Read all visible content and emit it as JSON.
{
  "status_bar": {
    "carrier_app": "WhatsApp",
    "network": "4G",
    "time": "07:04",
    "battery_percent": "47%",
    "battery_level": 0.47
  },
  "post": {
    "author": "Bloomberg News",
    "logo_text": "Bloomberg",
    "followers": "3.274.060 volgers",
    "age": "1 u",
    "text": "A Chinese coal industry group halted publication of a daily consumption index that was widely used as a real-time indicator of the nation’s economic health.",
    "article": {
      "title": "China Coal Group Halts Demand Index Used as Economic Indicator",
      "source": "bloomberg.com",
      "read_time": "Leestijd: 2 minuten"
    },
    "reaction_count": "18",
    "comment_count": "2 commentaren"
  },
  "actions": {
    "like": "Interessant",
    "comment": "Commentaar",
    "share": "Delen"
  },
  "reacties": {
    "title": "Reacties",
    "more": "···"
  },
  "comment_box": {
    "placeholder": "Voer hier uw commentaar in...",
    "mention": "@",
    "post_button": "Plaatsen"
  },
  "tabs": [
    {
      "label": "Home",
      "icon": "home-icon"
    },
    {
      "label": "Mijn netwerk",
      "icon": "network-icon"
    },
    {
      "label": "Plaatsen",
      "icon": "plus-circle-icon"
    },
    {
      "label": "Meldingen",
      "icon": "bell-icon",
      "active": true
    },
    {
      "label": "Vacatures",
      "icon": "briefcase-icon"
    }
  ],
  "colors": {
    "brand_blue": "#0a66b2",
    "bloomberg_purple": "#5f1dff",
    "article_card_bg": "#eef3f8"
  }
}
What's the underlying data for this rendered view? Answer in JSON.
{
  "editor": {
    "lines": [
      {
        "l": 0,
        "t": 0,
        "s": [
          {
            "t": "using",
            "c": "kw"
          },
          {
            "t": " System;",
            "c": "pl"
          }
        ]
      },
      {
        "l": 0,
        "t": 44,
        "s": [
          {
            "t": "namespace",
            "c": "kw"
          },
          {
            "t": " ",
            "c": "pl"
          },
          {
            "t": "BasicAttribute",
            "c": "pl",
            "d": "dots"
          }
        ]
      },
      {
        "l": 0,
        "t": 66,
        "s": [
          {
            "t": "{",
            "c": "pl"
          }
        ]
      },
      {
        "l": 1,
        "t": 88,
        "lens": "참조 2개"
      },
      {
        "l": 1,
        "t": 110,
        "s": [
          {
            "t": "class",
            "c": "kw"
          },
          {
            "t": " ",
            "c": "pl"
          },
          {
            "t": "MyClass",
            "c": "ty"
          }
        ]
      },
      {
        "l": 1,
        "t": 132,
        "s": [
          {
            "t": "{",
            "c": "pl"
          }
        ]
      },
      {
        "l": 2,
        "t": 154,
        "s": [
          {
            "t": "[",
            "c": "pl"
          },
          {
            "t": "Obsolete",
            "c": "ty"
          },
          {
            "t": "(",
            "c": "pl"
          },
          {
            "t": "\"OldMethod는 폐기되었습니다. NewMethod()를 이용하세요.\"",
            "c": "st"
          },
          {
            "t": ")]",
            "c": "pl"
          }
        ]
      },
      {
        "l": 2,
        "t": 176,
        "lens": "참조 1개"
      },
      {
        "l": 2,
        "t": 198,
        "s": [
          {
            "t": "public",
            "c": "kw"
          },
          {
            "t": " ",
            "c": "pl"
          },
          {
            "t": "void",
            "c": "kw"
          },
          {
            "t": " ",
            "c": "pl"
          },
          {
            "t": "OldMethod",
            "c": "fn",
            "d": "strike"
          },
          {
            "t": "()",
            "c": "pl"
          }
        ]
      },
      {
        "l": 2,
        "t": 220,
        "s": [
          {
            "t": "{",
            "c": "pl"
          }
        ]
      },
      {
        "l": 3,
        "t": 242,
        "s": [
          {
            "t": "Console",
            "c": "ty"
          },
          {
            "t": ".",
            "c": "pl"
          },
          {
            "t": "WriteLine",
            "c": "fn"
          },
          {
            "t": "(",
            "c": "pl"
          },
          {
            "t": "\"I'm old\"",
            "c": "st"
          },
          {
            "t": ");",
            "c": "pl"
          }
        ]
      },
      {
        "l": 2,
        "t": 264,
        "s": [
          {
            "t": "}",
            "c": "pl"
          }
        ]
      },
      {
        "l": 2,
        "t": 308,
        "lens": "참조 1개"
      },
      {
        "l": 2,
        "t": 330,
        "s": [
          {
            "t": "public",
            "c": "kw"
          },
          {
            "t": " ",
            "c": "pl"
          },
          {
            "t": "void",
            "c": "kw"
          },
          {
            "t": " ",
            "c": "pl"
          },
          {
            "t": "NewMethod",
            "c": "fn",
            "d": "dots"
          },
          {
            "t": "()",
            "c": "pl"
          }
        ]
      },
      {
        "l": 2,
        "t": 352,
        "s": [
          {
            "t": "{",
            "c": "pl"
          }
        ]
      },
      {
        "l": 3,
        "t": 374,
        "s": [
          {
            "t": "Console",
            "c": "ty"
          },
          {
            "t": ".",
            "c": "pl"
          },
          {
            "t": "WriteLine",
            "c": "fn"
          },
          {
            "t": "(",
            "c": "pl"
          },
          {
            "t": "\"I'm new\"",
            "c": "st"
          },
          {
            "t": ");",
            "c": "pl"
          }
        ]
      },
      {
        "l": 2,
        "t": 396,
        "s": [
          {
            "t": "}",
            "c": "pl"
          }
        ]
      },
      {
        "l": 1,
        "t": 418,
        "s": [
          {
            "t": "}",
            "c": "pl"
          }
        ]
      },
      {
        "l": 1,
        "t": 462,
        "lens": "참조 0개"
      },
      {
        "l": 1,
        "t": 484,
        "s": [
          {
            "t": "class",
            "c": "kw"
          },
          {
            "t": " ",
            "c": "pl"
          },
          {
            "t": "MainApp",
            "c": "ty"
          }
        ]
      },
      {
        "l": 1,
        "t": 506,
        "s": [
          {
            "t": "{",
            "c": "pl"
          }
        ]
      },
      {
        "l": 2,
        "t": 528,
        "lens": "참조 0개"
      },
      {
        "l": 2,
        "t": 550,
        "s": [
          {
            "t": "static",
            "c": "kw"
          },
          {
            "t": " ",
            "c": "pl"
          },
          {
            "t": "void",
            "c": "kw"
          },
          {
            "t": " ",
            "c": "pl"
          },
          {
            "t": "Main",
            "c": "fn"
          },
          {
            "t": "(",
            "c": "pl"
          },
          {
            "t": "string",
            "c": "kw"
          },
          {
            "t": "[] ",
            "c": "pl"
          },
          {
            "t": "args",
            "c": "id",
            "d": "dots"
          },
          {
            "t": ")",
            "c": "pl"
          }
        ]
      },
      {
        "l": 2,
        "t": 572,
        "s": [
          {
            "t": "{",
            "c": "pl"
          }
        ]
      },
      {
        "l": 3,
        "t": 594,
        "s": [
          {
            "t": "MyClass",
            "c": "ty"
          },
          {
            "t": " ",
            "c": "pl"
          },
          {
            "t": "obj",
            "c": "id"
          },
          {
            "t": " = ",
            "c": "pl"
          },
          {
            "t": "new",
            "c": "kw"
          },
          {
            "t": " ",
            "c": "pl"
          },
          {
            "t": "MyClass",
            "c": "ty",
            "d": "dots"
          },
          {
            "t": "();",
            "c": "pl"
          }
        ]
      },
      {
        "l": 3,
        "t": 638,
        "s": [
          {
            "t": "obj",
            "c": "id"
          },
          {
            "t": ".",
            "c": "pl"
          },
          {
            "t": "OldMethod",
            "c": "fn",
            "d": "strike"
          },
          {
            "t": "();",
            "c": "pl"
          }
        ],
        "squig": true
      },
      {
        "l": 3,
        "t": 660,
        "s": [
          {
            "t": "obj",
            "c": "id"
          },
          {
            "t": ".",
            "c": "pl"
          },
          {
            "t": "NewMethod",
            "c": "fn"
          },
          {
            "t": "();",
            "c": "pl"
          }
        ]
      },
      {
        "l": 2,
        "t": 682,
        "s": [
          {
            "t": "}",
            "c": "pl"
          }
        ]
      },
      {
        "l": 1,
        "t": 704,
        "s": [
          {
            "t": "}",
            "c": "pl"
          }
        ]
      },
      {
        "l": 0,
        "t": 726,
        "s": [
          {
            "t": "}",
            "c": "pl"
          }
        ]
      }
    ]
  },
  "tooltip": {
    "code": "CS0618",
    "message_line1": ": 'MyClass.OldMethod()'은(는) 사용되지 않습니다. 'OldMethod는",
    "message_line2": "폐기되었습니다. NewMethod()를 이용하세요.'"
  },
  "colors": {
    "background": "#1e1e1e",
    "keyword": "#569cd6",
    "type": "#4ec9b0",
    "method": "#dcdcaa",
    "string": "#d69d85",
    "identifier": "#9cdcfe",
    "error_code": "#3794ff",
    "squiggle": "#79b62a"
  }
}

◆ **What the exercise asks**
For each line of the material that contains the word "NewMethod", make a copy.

◆ **Exercise answer**
            "t": "\"OldMethod는 폐기되었습니다. NewMethod()를 이용하세요.\"",
            "t": "NewMethod",
            "t": "NewMethod",
    "message_line2": "폐기되었습니다. NewMethod()를 이용하세요.'"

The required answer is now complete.